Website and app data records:
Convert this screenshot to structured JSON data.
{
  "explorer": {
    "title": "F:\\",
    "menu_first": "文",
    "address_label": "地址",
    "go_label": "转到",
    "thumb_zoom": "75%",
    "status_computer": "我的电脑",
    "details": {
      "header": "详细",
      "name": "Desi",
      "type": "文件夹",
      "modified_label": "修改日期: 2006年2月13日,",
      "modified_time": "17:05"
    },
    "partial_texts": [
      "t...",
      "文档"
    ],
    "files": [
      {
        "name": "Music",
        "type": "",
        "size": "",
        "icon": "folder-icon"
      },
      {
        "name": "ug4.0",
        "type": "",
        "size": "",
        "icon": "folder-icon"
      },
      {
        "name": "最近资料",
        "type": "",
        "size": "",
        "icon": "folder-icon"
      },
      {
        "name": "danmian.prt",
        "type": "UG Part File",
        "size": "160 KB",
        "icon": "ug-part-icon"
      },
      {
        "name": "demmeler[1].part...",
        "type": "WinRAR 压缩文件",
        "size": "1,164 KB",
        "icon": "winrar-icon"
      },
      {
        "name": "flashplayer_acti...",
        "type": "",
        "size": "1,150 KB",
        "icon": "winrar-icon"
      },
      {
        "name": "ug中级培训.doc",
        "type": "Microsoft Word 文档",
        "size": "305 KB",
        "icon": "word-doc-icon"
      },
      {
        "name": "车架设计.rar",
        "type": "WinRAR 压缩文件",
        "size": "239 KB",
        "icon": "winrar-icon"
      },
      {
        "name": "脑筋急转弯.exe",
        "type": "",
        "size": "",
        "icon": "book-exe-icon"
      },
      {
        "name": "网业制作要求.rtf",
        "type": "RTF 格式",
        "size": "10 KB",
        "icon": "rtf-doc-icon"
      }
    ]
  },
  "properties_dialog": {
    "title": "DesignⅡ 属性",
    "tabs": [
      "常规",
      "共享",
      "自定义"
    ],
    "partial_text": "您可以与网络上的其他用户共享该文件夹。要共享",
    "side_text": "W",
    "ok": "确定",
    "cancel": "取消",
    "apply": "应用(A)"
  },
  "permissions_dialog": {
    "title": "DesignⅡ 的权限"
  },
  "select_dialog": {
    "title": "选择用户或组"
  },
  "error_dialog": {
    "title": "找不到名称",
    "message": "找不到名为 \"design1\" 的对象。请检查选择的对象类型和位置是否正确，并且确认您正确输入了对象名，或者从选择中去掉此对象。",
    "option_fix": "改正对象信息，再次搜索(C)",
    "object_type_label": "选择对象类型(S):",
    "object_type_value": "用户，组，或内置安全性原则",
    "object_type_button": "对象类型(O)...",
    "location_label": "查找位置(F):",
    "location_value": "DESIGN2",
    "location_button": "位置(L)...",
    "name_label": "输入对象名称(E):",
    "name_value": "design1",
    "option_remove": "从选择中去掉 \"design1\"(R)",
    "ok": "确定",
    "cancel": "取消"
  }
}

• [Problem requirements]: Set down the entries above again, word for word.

• [Written answer]:
Convert this screenshot to structured JSON data.
{
  "explorer": {
    "title": "F:\\",
    "menu_first": "文",
    "address_label": "地址",
    "go_label": "转到",
    "thumb_zoom": "75%",
    "status_computer": "我的电脑",
    "details": {
      "header": "详细",
      "name": "Desi",
      "type": "文件夹",
      "modified_label": "修改日期: 2006年2月13日,",
      "modified_time": "17:05"
    },
    "partial_texts": [
      "t...",
      "文档"
    ],
    "files": [
      {
        "name": "Music",
        "type": "",
        "size": "",
        "icon": "folder-icon"
      },
      {
        "name": "ug4.0",
        "type": "",
        "size": "",
        "icon": "folder-icon"
      },
      {
        "name": "最近资料",
        "type": "",
        "size": "",
        "icon": "folder-icon"
      },
      {
        "name": "danmian.prt",
        "type": "UG Part File",
        "size": "160 KB",
        "icon": "ug-part-icon"
      },
      {
        "name": "demmeler[1].part...",
        "type": "WinRAR 压缩文件",
        "size": "1,164 KB",
        "icon": "winrar-icon"
      },
      {
        "name": "flashplayer_acti...",
        "type": "",
        "size": "1,150 KB",
        "icon": "winrar-icon"
      },
      {
        "name": "ug中级培训.doc",
        "type": "Microsoft Word 文档",
        "size": "305 KB",
        "icon": "word-doc-icon"
      },
      {
        "name": "车架设计.rar",
        "type": "WinRAR 压缩文件",
        "size": "239 KB",
        "icon": "winrar-icon"
      },
      {
        "name": "脑筋急转弯.exe",
        "type": "",
        "size": "",
        "icon": "book-exe-icon"
      },
      {
        "name": "网业制作要求.rtf",
        "type": "RTF 格式",
        "size": "10 KB",
        "icon": "rtf-doc-icon"
      }
    ]
  },
  "properties_dialog": {
    "title": "DesignⅡ 属性",
    "tabs": [
      "常规",
      "共享",
      "自定义"
    ],
    "partial_text": "您可以与网络上的其他用户共享该文件夹。要共享",
    "side_text": "W",
    "ok": "确定",
    "cancel": "取消",
    "apply": "应用(A)"
  },
  "permissions_dialog": {
    "title": "DesignⅡ 的权限"
  },
  "select_dialog": {
    "title": "选择用户或组"
  },
  "error_dialog": {
    "title": "找不到名称",
    "message": "找不到名为 \"design1\" 的对象。请检查选择的对象类型和位置是否正确，并且确认您正确输入了对象名，或者从选择中去掉此对象。",
    "option_fix": "改正对象信息，再次搜索(C)",
    "object_type_label": "选择对象类型(S):",
    "object_type_value": "用户，组，或内置安全性原则",
    "object_type_button": "对象类型(O)...",
    "location_label": "查找位置(F):",
    "location_value": "DESIGN2",
    "location_button": "位置(L)...",
    "name_label": "输入对象名称(E):",
    "name_value": "design1",
    "option_remove": "从选择中去掉 \"design1\"(R)",
    "ok": "确定",
    "cancel": "取消"
  }
}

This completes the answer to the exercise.